A serial rapist who had a string of convictions for sex attacks on women - including one on a Dart train - has died.
Paul Moore's crimes, which continued despite lengthy prison sentences, marked him out as an evil sex fiend who was a danger to the public. It is understood that Moore died from cancer in the past few days.
The Herald exposed his sick crimes on numerous occasions, and photographed him mingling with unsuspecting members of the public. Some of the photographs showed him travelling on the Luas while he was on bail for sexually assaulting a Dart passenger.
Last year, we revealed that Moore's presence in a Dublin apartment block caused fear among his neighbours following his release from prison.
In 1995, Moore raped a woman and was sentenced to seven years in prison. In 2001, he raped a woman musician and was jailed for 10 years. In 2014, he engaged a woman in conversation on a Dart train before sexually assaulting her.
He had sat next to her and tried to start a conversation, before touching her breasts and pulling at her trousers.
Gardai examined CCTV footage of the incident, but it was another two years before the sex beast was recognised.
Moore was eventually sentenced to three years in prison, with the last 18 months suspended. In 2015, he was back on the streets, and engaged a woman in conversation on Gardiner Street near his home before sexually assaulting her.
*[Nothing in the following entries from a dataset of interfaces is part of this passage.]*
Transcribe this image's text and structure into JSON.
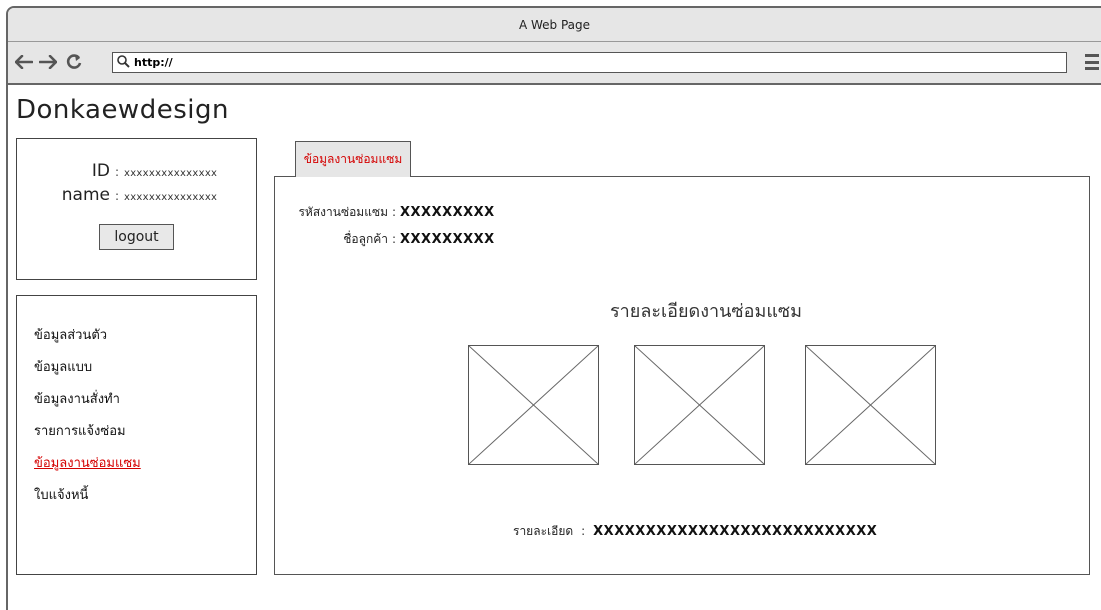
{
  "browser": {
    "title": "A Web Page",
    "url": "http://"
  },
  "site": {
    "title": "Donkaewdesign"
  },
  "user": {
    "id_label": "ID",
    "id_value": "xxxxxxxxxxxxxxx",
    "name_label": "name",
    "name_value": "xxxxxxxxxxxxxxx",
    "separator": ":",
    "logout_label": "logout"
  },
  "menu": {
    "items": [
      {
        "label": "ข้อมูลส่วนตัว",
        "active": false
      },
      {
        "label": "ข้อมูลแบบ",
        "active": false
      },
      {
        "label": "ข้อมูลงานสั่งทำ",
        "active": false
      },
      {
        "label": "รายการแจ้งซ่อม",
        "active": false
      },
      {
        "label": "ข้อมูลงานซ่อมแซม",
        "active": true
      },
      {
        "label": "ใบแจ้งหนี้",
        "active": false
      }
    ]
  },
  "main": {
    "tab_label": "ข้อมูลงานซ่อมแซม",
    "fields": {
      "code_label": "รหัสงานซ่อมแซม",
      "code_value": "XXXXXXXXX",
      "customer_label": "ชื่อลูกค้า",
      "customer_value": "XXXXXXXXX",
      "separator": ":"
    },
    "section_title": "รายละเอียดงานซ่อมแซม",
    "detail_label": "รายละเอียด",
    "detail_value": "XXXXXXXXXXXXXXXXXXXXXXXXXXX"
  },
  "colors": {
    "accent_red": "#d40000",
    "chrome_gray": "#e6e6e6",
    "border": "#555555"
  }
}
In the same year, he engaged another woman in conversation in St Mary's Place North, just 500 metres from his home, before sexually assaulting her.
He received a 15-month sentence for the Gardiner Street and St Mary's Place North attacks. Judge Martin Nolan said Moore had "a predisposition to violence towards women" which "manifests as rape and sexual assault". In 2017, Moore was jailed for another sex attack.
A report from the Probation Service said that Moore expressed no remorse, had proved resistant to all efforts to rehabilitate him and posed an indefinite danger to adult females.
At sentencing for the Dart incident, Judge Melanie Greally said Moore's inability to desist from offending, no matter what punishment was imposed, was a matter of great concern to the court.
She said the legal system did not allow for preventative detention regardless of how compelling the argument might be.